You may surely eat of every tree in the garden, but of the tree of the knowledge of good and evil, you shall not eat. For in the day that you eat of it, you will surely die. Why not? The poisonous will make me sick, or the leaves like poison ivy and make me itch doesn’t look that much different than the other kinds of trees. This doesn’t make sense to me.
Why can’t I do what I want? Why are you oppressing me by limiting my options? Who are you to tell me what I can and cannot eat? I’ll show you the book of numbers. We see the same kind of thinking along the way in our own lives.
We see the same kind of thinking along the way. How is God going to be present with his people if they continually are setting fire to the gunpowder, to their own harm? It’s like watching someone you know stab their leg with a fork, complaining about the pain. And you’re like, Why don’t you stop stabbing yourself? I can’t believe you would say that to me.
How dare you? Can’t you see how much I’m hurting?
That’s us. We do it all the time for God to be present with us, he’s going to have to take care of the sin problem. He’s going to have to substitute His Son, the first born, for us. Jesus will have to bear the burden of the sacrifice once and for all. He will have to purchase our redemption, to buy us with his price.
That’s where Numbers is taking us. That’s what’s connecting all the dots, even as we heard in our scripture of exhortation, that we are not to have an evil and unbelieving heart like they did in the wilderness, that we are to come near and to share in Christ. That it is through Jesus once and for all, that these things the riot of Hebrews tells us, were shadows and copies. Everything in the tabernacle, all the temple stuff, all this is shadows and copies that are pointing to Jesus. And when Jesus completed them, that priesthood ended once and for all, because it’s no longer necessary.
Why? Because of the final work of Christ. It’s in him. The problem of God’s holiness and our gunpowder can finally come together once and for all because he deals with our sin. And then we are called then to walk in the newness of life and obedience to Him, even as we learn and grow along the way, maybe not knowing everything fully, but we step forward in fresh obedience because of what he has done.
That joy is put in our hearts we’re no longer trying to accomplish and prove to Him that somehow we’re worthy of our unworthiness, saying you, you couldn’t do it. I completed. I never left you people. I was here the whole time. And all of this was leading up to the revelation of my love for you and my Son, who has laid down his life willingly so that you could approach me without fear of death, that you now are holy because of the holiness of Christ, his righteousness given to us.
This is where Numbers is going. And if we fail to see how all this interlocks, we’re just left with arcane Bible stories that don’t make much sense to us, until we step back and we look at the beauty and the joy of this tapestry of redemption that God has woven from creation to revelation. And when you step back, you see Jesus in the midst of it. He is the one on display. He is the one that this book is about, that God does not leave his people.

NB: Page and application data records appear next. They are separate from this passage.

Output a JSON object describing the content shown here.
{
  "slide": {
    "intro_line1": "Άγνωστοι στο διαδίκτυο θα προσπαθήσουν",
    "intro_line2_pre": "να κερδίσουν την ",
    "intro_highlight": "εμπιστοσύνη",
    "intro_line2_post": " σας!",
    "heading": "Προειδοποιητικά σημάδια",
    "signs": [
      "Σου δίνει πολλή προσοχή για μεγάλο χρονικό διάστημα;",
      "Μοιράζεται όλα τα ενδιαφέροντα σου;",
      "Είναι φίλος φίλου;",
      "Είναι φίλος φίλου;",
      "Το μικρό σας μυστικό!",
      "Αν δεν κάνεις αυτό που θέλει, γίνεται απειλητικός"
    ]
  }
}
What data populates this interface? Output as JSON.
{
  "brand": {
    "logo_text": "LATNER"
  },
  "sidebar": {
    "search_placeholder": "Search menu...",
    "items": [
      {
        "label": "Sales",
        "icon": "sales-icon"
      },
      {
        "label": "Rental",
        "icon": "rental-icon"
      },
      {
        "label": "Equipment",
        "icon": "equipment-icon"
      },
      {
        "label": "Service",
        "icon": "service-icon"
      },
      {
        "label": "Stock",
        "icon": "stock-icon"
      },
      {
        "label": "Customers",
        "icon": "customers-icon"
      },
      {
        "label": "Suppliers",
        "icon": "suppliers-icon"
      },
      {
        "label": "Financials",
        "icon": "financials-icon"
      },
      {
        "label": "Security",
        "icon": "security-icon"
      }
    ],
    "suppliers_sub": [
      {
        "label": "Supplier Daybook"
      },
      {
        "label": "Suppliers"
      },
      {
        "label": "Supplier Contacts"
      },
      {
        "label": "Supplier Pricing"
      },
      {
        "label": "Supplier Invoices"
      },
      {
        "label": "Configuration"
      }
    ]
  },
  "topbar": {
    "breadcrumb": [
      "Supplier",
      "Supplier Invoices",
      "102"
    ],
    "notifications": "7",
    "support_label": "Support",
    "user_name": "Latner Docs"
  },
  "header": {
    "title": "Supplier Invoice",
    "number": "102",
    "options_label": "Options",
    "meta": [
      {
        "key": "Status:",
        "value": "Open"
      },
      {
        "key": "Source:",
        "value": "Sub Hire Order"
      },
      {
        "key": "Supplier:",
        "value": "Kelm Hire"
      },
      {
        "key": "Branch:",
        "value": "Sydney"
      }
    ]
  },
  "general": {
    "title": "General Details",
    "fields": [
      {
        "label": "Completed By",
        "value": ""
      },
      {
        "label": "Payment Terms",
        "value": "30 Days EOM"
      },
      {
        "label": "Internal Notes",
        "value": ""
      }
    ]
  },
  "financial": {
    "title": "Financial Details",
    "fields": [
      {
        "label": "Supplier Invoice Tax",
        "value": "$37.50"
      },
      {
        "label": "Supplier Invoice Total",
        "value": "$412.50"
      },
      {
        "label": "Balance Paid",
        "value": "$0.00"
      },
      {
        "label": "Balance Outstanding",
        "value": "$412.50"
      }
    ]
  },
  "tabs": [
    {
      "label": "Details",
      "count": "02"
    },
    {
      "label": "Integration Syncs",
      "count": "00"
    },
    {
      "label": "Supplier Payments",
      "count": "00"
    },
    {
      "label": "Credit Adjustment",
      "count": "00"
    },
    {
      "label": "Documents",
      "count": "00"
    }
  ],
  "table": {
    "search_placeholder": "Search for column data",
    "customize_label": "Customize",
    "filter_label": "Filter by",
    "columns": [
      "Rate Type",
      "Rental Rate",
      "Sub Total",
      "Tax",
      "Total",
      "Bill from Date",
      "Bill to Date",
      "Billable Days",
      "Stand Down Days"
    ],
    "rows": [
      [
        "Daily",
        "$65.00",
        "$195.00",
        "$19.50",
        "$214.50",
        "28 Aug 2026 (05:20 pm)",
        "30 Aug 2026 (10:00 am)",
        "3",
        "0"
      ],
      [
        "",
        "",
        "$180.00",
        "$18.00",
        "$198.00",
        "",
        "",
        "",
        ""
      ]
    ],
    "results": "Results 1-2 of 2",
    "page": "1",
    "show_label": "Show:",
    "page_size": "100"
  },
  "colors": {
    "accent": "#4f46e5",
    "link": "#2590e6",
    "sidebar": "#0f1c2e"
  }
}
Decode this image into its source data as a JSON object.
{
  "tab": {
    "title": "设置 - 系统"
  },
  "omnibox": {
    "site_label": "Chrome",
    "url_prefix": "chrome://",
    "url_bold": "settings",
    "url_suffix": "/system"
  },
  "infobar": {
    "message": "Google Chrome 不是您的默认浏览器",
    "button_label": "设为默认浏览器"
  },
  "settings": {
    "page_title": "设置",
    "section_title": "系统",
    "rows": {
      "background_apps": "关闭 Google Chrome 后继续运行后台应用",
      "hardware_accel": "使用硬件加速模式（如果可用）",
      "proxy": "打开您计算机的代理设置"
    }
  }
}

And that’s good news for us, because we’re a faithless bunch who are constantly being called back to covenant renewal through the personal work of Jesus. Pray with me, Father. Indeed, we are so grateful for what you have done for us, for our behalf. And Father, we ask that not only you would forgive us, Lord, where we are constantly questioning you, constantly complaining, the Father, that you would set us on a new path, that you would continue to put before us the wonder and the joy of Jesus. And Father, I would pray that if there are any here who do not know, Father, your Son in this way, I would ask that you would grant them saving faith, that you would open their eyes to see the glory in the majesty of Christ, his finished work on their behalf.
We bless you, we adore you. We give you all praise, glory and honor. And this we offered you through Jesus, our risen Lord. Amen. You please stand together as we sing only a holy.
Disclaimer: Automated Sermon Transcription